In my day-to-day life, sometimes I get caught up in mom-mode, and I feel guilty for even driving to the grocery store alone. I’ll have a major melt-down moment because of the daily carnage that takes place in my home (i.e. mass chaos over a stolen tea cup which results in hair pulling, biting and timeouts.) I’ll be blubbering to Brandon about my daily panic attack when he finally decides it’s time for me to head out the door to take time for myself. And more often than not, I can’t do it. I feel guilt for leaving them for even a full afternoon to do a meaningless, mindless task – alone. But last weekend -- ohh --I relished the quiet. The friend I was visiting was celebrating her final fling before the ring, and she was so deeply thankful and surprised I drove all that way to see her. This time, however, I was finally able to respond, “This is like a vacation for me. I needed this weekend alone.”
|Daybreak through the Agave|
|Outside Deming, NM|
|Outside Wilcox, AZ|
Somewhere along Interstate Ten I became acutely aware that I was going to travel this exact highway for a very long time (six straight hours; pretty much the whole trip.) From El Paso I entered I-10 heading west for Phoenix where I remained until I merged onto I-17 in the outskirts of Phoenix. It was during the stretch where the sunflowers bloom along the asphalt when I realized that even though I live 450 miles from my dearest family and friends, my driveway directly connects to my parents' driveway. In other words, there's a road that will take me precisely to their front-yard. When feelings arise of solitude and seclusion from being a military family who lives a great distance from those who I care most about, I can remember that one road will cross three states leading me to their front door. I am always on the road that connects us.
The very gifted writer, Donald Miller, perfectly writes in this novel A Million Miles in a Thousand Years,

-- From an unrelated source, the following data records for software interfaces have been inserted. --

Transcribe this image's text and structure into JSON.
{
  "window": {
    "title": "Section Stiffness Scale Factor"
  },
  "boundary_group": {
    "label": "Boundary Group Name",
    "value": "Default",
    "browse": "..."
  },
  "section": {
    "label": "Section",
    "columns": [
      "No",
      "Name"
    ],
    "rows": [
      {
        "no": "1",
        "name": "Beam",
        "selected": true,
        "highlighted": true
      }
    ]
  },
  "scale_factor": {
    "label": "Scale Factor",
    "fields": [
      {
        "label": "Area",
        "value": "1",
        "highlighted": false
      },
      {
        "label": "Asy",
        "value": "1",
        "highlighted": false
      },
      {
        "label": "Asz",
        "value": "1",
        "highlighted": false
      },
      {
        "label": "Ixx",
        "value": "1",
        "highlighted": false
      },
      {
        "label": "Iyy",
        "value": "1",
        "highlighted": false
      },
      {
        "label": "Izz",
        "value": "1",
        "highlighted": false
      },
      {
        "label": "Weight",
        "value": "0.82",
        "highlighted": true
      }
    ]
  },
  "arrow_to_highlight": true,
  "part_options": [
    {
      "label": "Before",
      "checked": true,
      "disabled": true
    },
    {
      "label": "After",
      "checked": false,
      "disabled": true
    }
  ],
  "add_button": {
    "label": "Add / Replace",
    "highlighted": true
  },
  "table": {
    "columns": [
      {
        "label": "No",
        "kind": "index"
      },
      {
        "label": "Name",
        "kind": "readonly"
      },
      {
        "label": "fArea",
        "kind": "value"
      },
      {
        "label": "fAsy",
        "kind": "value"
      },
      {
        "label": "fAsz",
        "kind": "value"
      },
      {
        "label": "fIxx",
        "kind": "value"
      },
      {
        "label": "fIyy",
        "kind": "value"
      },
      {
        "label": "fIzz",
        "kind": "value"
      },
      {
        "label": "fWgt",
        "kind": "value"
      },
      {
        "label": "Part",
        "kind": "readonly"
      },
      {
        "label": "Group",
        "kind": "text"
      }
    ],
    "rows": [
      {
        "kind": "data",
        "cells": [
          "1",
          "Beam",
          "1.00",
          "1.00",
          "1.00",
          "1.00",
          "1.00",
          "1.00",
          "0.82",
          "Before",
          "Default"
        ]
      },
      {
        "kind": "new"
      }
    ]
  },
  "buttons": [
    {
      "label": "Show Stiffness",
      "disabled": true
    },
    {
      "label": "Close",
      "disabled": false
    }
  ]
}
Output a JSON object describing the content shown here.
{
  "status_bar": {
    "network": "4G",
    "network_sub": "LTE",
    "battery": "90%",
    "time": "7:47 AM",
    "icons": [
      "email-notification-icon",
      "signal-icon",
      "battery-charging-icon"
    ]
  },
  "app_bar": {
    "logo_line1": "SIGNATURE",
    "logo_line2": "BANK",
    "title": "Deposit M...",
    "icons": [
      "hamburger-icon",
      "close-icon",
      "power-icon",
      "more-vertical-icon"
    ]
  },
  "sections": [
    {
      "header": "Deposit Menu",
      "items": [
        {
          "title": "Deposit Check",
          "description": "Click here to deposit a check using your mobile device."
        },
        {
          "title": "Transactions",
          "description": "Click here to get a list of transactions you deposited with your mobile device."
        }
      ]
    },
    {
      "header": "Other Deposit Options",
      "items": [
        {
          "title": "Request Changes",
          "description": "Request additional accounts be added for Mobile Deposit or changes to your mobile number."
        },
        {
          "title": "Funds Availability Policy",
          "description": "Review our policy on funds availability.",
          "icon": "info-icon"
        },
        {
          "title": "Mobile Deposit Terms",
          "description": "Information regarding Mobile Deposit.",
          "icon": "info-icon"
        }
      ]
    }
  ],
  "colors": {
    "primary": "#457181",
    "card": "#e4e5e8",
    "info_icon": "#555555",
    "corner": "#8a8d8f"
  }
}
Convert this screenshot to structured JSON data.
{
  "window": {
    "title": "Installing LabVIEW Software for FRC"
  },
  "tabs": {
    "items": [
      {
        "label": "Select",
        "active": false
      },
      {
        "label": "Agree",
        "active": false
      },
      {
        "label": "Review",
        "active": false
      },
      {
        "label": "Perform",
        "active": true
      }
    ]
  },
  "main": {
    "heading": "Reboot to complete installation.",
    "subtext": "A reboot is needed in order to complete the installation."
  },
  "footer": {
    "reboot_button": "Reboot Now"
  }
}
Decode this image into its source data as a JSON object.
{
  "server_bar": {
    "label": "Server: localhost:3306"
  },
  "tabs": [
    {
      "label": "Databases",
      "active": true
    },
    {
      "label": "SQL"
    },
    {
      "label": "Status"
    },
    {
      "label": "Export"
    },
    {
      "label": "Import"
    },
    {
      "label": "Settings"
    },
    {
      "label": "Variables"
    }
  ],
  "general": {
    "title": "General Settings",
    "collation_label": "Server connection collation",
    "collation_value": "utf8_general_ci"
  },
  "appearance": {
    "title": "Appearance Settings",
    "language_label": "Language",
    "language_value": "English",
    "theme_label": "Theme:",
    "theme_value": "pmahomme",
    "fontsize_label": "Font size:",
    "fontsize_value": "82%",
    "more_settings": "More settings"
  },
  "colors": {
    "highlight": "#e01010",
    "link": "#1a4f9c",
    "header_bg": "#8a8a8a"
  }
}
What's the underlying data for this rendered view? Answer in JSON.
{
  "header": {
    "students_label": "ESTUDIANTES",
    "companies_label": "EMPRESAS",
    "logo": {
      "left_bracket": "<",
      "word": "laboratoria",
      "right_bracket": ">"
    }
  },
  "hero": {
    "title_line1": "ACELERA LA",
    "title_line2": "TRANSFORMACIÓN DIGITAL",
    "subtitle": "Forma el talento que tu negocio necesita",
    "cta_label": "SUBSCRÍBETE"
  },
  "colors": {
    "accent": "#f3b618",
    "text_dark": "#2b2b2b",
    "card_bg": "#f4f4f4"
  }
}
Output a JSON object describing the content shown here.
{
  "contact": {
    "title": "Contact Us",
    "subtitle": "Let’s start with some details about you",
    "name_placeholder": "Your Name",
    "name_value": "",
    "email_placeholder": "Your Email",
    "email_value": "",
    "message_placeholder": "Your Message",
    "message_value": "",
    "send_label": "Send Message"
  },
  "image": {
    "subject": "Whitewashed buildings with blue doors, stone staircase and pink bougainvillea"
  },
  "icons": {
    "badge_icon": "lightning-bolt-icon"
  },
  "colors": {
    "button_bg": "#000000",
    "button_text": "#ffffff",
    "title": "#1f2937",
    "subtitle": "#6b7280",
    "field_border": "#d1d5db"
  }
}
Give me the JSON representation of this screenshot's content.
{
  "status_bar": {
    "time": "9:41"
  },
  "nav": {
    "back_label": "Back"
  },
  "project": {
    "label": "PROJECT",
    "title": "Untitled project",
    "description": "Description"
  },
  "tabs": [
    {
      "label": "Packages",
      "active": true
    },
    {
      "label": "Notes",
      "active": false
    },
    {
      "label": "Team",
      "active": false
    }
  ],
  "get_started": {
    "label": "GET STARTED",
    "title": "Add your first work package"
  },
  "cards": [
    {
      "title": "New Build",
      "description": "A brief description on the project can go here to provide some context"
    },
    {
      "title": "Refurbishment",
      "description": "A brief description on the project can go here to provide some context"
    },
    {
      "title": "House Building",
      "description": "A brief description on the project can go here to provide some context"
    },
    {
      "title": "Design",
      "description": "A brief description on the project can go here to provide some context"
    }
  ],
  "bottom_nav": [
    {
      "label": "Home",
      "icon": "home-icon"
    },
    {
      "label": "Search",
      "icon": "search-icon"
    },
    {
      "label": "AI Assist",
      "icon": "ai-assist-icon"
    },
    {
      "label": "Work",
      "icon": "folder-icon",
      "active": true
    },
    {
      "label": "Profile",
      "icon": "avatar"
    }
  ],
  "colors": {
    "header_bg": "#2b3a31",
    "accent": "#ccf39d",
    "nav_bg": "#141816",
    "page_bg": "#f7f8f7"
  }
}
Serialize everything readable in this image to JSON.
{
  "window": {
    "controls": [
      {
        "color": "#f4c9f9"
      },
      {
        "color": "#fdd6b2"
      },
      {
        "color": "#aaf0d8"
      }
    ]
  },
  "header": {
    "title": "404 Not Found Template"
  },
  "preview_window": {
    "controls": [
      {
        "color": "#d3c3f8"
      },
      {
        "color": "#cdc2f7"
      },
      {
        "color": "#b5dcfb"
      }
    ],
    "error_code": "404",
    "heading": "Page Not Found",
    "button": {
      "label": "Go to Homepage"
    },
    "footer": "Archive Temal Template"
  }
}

Military life really blows sometimes. This evening my husband announced that he’s going to be in the field (military training) during the wedding of the friend mentioned above. She’s having a destination wedding in Long Beach, CA on a Monday in October. Brandon and I planned over a year ago that we’d attend. Of course, the military has a way of throwing an IED in our plans right at the perfect moment. I was fairly pissed off and cried a ridiculous, pathetic cry because this stuff often happens. Then I asked him to get out of it like it were jury duty or a parking ticket. As with many prior weddings, I’m attending this one alone.When you fly across the country in an airplane the country seems vast, but it isn’t vast. It’s all connected by roads one can ride a bike down. If you watch the news and there’s a tragedy at a house in Kansas, that guy’s driveway connects with yours, and you’d be surprised how few roads it takes to get there… My life is connected to everybody else’s…
The military lifestyle has its potholes and hairpin turns, but I hold peace knowing I am always on a road that connects me to those I love most.